▶ What to work on: Copy each entry exactly, leaving nothing out.

▶ Exercise material:
Start of Block
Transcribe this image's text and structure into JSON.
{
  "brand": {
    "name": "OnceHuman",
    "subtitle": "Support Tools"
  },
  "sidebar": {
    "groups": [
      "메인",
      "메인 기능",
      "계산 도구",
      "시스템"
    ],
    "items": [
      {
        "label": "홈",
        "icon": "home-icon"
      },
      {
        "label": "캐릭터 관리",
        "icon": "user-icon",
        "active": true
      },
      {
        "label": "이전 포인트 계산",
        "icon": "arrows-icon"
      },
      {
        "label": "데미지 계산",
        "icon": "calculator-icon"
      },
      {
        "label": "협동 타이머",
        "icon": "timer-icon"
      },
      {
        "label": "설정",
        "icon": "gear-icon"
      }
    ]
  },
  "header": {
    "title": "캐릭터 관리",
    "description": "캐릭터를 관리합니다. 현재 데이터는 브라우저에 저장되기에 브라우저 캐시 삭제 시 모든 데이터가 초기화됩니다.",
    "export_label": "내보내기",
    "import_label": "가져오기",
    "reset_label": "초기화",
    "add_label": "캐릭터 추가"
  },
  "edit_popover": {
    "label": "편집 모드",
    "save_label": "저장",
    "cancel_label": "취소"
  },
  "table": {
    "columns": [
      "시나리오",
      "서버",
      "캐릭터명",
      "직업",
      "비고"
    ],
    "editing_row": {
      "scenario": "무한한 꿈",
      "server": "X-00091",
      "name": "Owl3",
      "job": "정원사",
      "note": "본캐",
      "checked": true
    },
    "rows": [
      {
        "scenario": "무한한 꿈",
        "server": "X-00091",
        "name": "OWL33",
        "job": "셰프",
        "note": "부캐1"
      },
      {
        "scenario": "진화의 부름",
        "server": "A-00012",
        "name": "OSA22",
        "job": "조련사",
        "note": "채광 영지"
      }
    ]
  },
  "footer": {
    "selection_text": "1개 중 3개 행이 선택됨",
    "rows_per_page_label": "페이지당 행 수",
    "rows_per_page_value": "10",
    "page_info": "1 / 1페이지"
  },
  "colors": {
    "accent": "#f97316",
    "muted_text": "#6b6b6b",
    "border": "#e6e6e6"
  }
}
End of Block
▶ Exercise response:
Transcribe this image's text and structure into JSON.
{
  "brand": {
    "name": "OnceHuman",
    "subtitle": "Support Tools"
  },
  "sidebar": {
    "groups": [
      "메인",
      "메인 기능",
      "계산 도구",
      "시스템"
    ],
    "items": [
      {
        "label": "홈",
        "icon": "home-icon"
      },
      {
        "label": "캐릭터 관리",
        "icon": "user-icon",
        "active": true
      },
      {
        "label": "이전 포인트 계산",
        "icon": "arrows-icon"
      },
      {
        "label": "데미지 계산",
        "icon": "calculator-icon"
      },
      {
        "label": "협동 타이머",
        "icon": "timer-icon"
      },
      {
        "label": "설정",
        "icon": "gear-icon"
      }
    ]
  },
  "header": {
    "title": "캐릭터 관리",
    "description": "캐릭터를 관리합니다. 현재 데이터는 브라우저에 저장되기에 브라우저 캐시 삭제 시 모든 데이터가 초기화됩니다.",
    "export_label": "내보내기",
    "import_label": "가져오기",
    "reset_label": "초기화",
    "add_label": "캐릭터 추가"
  },
  "edit_popover": {
    "label": "편집 모드",
    "save_label": "저장",
    "cancel_label": "취소"
  },
  "table": {
    "columns": [
      "시나리오",
      "서버",
      "캐릭터명",
      "직업",
      "비고"
    ],
    "editing_row": {
      "scenario": "무한한 꿈",
      "server": "X-00091",
      "name": "Owl3",
      "job": "정원사",
      "note": "본캐",
      "checked": true
    },
    "rows": [
      {
        "scenario": "무한한 꿈",
        "server": "X-00091",
        "name": "OWL33",
        "job": "셰프",
        "note": "부캐1"
      },
      {
        "scenario": "진화의 부름",
        "server": "A-00012",
        "name": "OSA22",
        "job": "조련사",
        "note": "채광 영지"
      }
    ]
  },
  "footer": {
    "selection_text": "1개 중 3개 행이 선택됨",
    "rows_per_page_label": "페이지당 행 수",
    "rows_per_page_value": "10",
    "page_info": "1 / 1페이지"
  },
  "colors": {
    "accent": "#f97316",
    "muted_text": "#6b6b6b",
    "border": "#e6e6e6"
  }
}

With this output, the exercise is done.